The change came during the Tigers' trip to Texas and Tampa Bay in late June, when the team asked roving instructor Toby Harrah to hang around the club for a while and provide another coach for hitting cage work and extra batting practice.

At the time, the Tigers were averaging 4.25 runs per game while hitting .262 with a .735 OPS. Since then, they're averaging 5.6 runs with a .289 average and an .813 OPS.

To say Harrah has come in with new ideas would be too simplistic. In many cases, it's another set of eyes the Tigers haven't had watching more hitters who have wanted to do extra work.

"They got two cages going down there and he helps," Leyland said. "That's a big job. A lot of guys need attention and that's great. A lot of clubs have done that."

Leyland said he and team president/general manager Dave Dombrowski talked about it before the season but didn't go with the idea. Leyland did not want to get into the question of whether they could do it next season.

"I'm not worried about next season, to be honest with you," Leyland said.

Fielders to host charity event Aug. 2

DETROIT -- Prince Fielder and his wife, Chanel, will be hosting Uncork for a Cause, a special event on Thursday, Aug. 2 at Townsend Hotel to support two local non-profit organizations critical to the Detorit area.

They will team with Common Ground, a group dedicated to helping more than 50,000 people in Michigan -- youths, adults and families -- dealing with crisis for more than 40 years. And Ele's Place, an organization that provides a strong support system for families coping with losses of loved ones.

Guests will get the opportunity to meet the Fielders as well as purchase autographed bottles of his new wine, called 2010 Prince Fielder Napa Valley Cabernet Sauvignon. It's a limited product as only two barrels were made.

Admission is $75 and includes food and drinks. For more information and to purchase tickets visit UncorkforaCause.com.


• Tigers reliever Daniel Schlereth, sidelined since late April with left shoulder tendinitis, appears to finally be close to pitching again. He's scheduled to throw a mound session on Saturday in Lakeland, Fla., where he has been working out for much of this month.

"He's responded well," head athletic trainer Kevin Rand said. "He's at a point now where it's time to find out."

• Former Tigers reliever C.J. Nitkowski officially began his comeback attempt Friday when the Mets added the left-hander to their Double-A Binghamton roster.

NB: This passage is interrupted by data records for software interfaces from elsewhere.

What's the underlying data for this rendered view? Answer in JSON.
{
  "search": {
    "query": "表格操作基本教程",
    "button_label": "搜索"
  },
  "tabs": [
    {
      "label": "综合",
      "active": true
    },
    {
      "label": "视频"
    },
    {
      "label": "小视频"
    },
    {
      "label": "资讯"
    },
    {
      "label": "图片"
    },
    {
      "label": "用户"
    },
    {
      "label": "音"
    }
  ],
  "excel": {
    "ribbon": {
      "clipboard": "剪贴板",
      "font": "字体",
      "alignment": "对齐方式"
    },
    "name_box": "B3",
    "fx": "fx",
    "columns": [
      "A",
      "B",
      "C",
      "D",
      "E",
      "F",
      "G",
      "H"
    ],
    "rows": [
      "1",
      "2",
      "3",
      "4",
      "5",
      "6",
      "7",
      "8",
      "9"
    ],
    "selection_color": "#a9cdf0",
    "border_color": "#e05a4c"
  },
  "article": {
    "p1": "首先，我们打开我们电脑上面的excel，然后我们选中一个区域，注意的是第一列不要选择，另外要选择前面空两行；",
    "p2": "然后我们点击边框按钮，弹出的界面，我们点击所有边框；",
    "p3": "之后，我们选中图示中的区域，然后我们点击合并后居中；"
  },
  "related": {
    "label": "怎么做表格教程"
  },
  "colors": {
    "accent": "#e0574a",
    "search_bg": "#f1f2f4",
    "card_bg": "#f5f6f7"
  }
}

Jason Beck is a reporter for MLB.com. Read Beck's Blog and follow him on Twitter @beckjason. Anthony Odoardi is an associate reporter for MLB.com. This story was not subject to the approval of Major League Baseball or its clubs.